And now, back to work.

--John R.

current reading; the latest in Martha Wells' MURDERBOT series

*"Valinor in America: Faerian Drama and the Disenchantment of Middle-earth"

Sunday, March 8, 2020

The Fantasy Directory

So, the latest item of interest to emerge from the sea of papers is THE FANTASY DIRECTORY II. This must have been Taum Santoski's copy, since I was never plugged in to the fan network represented by this fantasy-themed apa.*

Looking through it now, it's a fascinating relic of fantasy fandom as it was in circa 1978. The first part, compiled by Paul Ritz, is literally a directory, listing the names, addresses, and interests of individual fans. Some of these are still with us and still active, like David Bratman (guest of honor at this year's MythCon) and Gary Hunnewell. Some have passed away, like Taum Santoski (who provided the cover art).

The DIRECTORY does not only list individual fans but also, casting their nets wide, organizations devoted to writers like Wm Morris, Lewis Carroll, Baum's Oz books, and Dorothy L. Sayers.  Both The Tolkien Society and The Mythopoeic Society are still flourishing,**  others have long since faded away, like the much lamented Fantasy Association.

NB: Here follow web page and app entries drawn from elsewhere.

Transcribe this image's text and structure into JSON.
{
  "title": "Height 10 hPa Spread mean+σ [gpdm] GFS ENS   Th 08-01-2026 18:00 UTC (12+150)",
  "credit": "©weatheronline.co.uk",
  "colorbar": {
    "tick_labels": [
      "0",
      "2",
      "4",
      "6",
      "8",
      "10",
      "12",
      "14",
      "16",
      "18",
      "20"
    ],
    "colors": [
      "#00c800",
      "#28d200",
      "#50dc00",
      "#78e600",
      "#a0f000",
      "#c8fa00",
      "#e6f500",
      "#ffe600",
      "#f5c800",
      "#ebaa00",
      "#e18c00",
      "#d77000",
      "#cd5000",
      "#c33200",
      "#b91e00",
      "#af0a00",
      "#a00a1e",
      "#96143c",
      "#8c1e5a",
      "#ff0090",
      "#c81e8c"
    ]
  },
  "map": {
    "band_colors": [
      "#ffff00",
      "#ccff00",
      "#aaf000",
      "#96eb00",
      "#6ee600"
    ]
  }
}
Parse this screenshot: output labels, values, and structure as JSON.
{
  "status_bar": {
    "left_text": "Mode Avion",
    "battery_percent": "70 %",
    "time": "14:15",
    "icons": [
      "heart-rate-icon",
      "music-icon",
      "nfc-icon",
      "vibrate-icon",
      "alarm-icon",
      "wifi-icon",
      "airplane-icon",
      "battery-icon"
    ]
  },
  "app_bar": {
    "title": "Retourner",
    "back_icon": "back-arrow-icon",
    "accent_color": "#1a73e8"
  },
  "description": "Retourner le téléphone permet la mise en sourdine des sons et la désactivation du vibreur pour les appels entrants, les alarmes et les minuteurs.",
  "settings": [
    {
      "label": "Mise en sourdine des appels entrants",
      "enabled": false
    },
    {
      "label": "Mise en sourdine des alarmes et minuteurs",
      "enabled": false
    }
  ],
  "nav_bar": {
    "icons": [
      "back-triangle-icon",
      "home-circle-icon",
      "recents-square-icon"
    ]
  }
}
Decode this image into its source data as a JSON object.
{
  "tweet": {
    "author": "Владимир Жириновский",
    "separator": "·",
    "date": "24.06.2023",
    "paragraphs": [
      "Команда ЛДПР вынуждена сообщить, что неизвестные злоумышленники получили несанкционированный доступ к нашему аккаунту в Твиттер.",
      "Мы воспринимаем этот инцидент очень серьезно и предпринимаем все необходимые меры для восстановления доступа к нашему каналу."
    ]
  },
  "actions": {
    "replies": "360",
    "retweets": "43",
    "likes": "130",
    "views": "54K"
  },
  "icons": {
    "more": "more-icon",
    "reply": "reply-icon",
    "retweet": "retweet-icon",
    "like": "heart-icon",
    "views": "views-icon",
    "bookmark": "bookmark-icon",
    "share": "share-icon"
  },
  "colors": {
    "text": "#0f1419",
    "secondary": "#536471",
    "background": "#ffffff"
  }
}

All in all, a pleasant if slightly bittersweet amble down memory lane.

--John R.
--current reading: THE RAVENMASTER by Christopher Skaife (just finished)

*I in fact discovered the contact information for and got in touch with some of these organizations thanks to Grotta-Kurska's book, which I'm grateful to for that, whatever its shortcomings as a biography.

**unlike their Tolkienian cousins the Sydney University Tolkien Society and the American Tolkien Society (ATS)

Saturday, March 7, 2020

The Nile

So, this week we went and picked up our tickets for the big trip.

Here's a picture of our ship, the S. S. Tosca. Basically we're thinking of it as a hotel that moves from place to place, so we don't have to deal with the hassle of checking in and checking out each day. Plus it shd prove handy in case we need some down time.

It's still a while off, but this is really starting to feel real.

Back when we got to go to Hawaii in 2006 my three want-to-see goals were sea turtles, a volcano, and petroglyphs, all of which were more than satisfied, and of course much else besides.

For Egypt, it's the Pyramids, Sphinx, and some temples.

Really looking forward to it.

--John R.

The Washington Post now reports a quarantine on a cruise ship on the Nile. Not our ship and not our tour company, but clearly something we'll have to keep a close eye on.


Thanks to Shelly for sharing the link.

Friday, March 6, 2020

One Hundred Boxes

So, I think I passed a milestone sometime this week. I did a rough count of the boxes that remain to be sorted down in the Box Room, and came up with a result of one hundred boxes. That figure may be off a bit one way or the other, but at least it gives an idea of where things stand: I've made real progress. There's still a long way to go, but I think it may now have something of the feel of a countdown.

My goal, by the way, is twofold: to get the clutter under control and to have the material be accessible. It'll also take up much less space after the sort-out.

I do have a private list in my head of a few specific items that I consider rewards, like the old reel-to-reel tape of his songs my father left behind.* It'll be a happy day when each of these emerges from its matrix back into the light of day.

--John R.
--current reading: RAVENMASTER (not a fantasy novel, as you might guess from the title, but an account by the man who takes care of the Ravens at the Tower of London.

*I do have a cassette copy I made of this in 1978, but it's become increasingly age-distorted over the years.

Thursday, March 5, 2020

Elizabeth Warren

So, my first-choice candidate for the Democratic nomination has dropped out. I'll be sorry she won't get to make history by being the first woman elected president, which I think wd have been the probable outcome had she gone up against Trump in the fall. I console myself that she'll still be carrying on her good work in the Senate.

Luckily my second choice (Mr Sanders) is still in the running, and the election here in Washington state is this coming Tuesday. Here's hoping for a good turnout.

--John R.